On Thursday — just as we were making a similar point about the Kansas City Chiefs’ second-year running back — Yahoo! Sports’ Eric Edholm was publishing his list of 10 offensive players he thinks will have breakout sophomore seasons. And Clyde Edwards-Helaire was among them.
Clyde Edwards-Helaire • RB • Kansas City Chiefs
It was fashionable to bag on CEH last season, but we won’t have anything to do with that silly slander. Edwards-Helaire didn’t build on a big opening game as well as we hoped, but there’s plenty to appreciate from his rookie season — and even more to be excited about in Year 2.

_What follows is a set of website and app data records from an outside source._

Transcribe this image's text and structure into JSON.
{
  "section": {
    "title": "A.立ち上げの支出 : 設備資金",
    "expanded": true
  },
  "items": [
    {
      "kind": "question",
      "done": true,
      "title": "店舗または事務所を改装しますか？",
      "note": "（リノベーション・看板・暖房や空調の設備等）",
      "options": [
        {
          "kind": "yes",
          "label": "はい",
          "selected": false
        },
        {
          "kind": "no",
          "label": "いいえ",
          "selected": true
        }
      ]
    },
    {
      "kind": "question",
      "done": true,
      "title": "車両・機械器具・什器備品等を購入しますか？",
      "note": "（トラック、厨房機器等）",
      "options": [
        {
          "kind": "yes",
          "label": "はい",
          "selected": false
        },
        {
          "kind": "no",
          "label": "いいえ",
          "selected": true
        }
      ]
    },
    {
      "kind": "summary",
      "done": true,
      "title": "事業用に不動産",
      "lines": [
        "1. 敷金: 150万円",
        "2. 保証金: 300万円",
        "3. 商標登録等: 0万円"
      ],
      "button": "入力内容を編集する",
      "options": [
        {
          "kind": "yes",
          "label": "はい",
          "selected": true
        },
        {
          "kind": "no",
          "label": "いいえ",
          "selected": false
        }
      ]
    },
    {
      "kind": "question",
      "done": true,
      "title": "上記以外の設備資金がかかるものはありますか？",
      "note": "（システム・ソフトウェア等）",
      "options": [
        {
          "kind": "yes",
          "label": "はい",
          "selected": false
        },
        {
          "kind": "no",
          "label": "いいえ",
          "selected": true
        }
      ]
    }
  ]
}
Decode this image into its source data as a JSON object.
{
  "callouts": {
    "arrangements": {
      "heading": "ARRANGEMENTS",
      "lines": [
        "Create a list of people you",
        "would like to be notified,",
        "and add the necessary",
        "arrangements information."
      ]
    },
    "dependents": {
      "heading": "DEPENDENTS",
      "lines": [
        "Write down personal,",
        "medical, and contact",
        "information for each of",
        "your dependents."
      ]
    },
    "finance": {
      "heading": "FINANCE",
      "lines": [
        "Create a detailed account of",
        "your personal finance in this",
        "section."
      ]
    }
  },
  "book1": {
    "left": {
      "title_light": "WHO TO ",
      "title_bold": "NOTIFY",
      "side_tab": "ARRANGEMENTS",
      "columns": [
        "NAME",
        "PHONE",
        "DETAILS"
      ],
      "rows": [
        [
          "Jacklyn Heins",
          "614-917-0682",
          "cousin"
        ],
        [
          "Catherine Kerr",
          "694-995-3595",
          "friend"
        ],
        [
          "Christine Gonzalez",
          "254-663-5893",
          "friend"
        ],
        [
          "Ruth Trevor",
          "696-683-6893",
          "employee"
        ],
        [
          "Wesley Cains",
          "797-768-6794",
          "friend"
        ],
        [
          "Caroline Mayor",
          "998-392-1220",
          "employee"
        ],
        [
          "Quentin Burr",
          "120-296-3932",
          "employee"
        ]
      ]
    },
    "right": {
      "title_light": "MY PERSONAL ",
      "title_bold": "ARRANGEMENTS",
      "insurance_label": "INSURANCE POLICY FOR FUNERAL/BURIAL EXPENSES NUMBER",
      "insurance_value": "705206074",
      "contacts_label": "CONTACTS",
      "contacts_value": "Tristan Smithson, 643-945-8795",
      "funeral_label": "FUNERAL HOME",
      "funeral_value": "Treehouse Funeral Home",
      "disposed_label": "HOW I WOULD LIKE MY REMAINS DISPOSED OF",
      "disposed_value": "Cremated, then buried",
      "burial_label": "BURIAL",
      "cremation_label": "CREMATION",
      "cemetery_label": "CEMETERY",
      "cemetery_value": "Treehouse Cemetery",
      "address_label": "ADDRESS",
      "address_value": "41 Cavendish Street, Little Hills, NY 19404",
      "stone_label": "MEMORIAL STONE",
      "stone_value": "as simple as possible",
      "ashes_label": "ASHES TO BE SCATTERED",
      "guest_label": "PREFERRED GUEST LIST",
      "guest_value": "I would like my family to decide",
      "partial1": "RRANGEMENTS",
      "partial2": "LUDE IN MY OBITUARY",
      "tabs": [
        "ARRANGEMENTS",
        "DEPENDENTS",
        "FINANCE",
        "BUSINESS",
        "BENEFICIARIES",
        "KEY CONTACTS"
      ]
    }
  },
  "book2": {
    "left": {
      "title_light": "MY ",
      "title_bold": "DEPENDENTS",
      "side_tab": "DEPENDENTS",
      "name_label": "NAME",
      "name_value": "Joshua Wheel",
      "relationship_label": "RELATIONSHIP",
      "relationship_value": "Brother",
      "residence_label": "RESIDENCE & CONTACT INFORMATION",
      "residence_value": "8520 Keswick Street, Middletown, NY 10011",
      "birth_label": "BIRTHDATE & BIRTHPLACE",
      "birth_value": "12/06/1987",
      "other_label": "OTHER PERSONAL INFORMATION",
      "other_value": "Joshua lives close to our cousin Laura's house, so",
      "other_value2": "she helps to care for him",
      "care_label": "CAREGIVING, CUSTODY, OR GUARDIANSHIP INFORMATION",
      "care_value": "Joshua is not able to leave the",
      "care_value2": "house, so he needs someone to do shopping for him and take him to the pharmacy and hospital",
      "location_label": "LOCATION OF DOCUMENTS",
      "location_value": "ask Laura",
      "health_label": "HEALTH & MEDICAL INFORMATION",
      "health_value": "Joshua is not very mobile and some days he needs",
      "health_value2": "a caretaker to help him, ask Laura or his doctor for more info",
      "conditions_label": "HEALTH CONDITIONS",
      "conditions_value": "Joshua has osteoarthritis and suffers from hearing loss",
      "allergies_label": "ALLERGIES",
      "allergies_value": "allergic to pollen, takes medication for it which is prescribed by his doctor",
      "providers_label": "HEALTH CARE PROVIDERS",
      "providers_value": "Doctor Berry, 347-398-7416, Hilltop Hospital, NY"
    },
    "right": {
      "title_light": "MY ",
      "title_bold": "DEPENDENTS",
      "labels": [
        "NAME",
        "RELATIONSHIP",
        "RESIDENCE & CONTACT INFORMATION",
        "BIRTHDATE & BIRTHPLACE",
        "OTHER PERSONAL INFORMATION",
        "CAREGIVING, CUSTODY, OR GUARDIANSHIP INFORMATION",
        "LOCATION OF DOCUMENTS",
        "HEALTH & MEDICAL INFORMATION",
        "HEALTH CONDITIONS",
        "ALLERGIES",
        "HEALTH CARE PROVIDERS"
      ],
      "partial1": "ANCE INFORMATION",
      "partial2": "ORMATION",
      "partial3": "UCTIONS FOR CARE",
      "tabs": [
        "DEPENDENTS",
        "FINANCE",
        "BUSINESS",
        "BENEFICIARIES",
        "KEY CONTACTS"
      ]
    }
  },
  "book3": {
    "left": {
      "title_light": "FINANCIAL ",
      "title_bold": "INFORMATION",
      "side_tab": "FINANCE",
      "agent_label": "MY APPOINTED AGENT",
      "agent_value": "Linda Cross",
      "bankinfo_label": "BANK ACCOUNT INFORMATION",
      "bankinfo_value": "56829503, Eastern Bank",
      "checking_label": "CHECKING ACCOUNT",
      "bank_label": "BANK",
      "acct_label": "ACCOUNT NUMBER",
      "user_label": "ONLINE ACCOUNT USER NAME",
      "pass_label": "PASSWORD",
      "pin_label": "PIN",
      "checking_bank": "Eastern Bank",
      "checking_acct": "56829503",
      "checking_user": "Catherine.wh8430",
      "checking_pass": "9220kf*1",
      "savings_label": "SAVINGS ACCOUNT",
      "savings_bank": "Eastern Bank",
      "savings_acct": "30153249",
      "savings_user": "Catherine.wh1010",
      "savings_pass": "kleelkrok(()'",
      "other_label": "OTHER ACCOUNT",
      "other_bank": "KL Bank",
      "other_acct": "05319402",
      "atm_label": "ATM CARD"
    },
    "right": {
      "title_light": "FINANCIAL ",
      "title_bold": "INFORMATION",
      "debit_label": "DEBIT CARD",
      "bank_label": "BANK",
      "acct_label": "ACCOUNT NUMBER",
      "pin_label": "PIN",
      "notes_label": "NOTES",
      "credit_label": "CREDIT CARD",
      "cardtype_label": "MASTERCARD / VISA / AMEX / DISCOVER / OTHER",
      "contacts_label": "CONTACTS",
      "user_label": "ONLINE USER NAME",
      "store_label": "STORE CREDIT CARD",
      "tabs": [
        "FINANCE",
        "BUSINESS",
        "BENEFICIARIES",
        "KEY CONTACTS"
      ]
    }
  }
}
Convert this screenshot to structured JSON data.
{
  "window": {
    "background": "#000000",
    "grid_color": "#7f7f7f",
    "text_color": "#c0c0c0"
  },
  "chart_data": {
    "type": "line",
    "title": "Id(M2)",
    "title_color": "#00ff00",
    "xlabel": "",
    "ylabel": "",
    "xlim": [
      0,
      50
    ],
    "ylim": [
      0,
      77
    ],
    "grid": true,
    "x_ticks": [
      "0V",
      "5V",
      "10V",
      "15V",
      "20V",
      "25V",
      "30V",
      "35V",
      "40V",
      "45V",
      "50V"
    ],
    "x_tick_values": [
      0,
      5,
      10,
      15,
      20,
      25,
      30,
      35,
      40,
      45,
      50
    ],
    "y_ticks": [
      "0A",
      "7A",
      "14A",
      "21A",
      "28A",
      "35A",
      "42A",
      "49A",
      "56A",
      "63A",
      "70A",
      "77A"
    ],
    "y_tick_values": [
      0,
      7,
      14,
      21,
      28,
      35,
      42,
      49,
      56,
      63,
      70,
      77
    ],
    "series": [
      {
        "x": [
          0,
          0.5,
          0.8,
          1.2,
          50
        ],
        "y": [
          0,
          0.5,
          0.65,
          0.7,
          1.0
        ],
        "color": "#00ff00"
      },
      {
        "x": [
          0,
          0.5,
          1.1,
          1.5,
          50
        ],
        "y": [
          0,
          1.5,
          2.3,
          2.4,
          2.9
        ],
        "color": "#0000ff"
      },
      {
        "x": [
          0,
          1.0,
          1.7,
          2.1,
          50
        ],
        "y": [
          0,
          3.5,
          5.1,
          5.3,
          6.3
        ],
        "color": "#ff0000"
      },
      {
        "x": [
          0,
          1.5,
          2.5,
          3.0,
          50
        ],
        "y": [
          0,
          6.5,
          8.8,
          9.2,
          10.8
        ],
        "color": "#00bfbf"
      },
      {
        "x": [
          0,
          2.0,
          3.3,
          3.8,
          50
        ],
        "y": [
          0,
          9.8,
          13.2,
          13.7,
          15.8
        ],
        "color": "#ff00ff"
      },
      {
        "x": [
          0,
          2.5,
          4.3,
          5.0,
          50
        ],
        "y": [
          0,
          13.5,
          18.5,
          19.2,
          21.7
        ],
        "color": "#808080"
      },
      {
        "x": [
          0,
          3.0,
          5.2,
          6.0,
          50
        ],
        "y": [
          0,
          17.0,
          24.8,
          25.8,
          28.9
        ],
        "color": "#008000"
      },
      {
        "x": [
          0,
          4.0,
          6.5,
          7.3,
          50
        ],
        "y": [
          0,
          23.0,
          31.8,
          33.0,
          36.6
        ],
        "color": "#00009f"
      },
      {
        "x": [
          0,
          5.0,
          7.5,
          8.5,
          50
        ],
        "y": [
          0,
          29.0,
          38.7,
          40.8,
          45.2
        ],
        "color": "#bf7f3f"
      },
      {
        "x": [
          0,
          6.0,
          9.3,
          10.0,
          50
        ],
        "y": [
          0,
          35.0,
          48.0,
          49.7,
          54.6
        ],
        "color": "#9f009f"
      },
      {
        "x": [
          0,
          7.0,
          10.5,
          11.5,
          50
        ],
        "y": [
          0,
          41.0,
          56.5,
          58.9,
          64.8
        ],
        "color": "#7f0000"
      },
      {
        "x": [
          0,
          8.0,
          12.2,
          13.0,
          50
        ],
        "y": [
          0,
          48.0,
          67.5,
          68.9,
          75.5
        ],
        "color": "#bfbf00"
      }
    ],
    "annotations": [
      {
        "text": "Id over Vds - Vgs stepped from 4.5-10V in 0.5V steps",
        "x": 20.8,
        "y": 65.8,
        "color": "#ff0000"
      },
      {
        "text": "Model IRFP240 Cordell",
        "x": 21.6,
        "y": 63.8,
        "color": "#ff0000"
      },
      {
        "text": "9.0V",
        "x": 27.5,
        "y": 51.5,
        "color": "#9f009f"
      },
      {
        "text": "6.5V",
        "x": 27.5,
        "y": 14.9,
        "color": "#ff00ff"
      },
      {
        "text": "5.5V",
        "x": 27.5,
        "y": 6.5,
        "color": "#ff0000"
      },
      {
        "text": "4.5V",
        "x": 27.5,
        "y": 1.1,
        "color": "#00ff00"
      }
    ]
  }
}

His rookie numbers were quite comparable to what Christian McCaffrey did his first season. There was similar ambivalence over McCaffrey’s rookie production at the time, too. That went away with his sterling second season.
Edwards-Helaire could see a similar jump. It’s unclear why he wasn’t used more as a receiver. That element of his game is what made CEH, to use Joe Burrow’s words, LSU’s MVP in the Tigers’ national championship season of 2019.
Expect the receiving bump to happen. Edwards-Helaire received just shy of seven targets a game over his final seven games in college (not counting the Oklahoma game in which the injured CEH played only a few snaps as a decoy). That number last season, including the two playoff games, was below four targets per game.
Edwards-Helaire also figures to benefit from a vastly improved offensive line, a unit that was in shambles by the end of last season.
Of course, Pete Sweeney’s main point on Thursday was that Edwards-Helaire would enter the season with lower expectations than he did as a first-round pick in 2020; Edholm’s article could help push the needle of the expectations meter a little higher.
Otherwise, Edholm is essentially making the same points about the former LSU star that Pete did: he should get more receiving targets in 2021 — and will be playing behind what we presume will be a better offensive line.
But Edholm makes another significant point: in his first and second seasons, we saw something similar with McCaffrey. Should Edwards-Helaire develop into the kind of threat McCaffrey has become, the complaints about the round in which he was drafted might simply fade away.
And I’d be fine with that.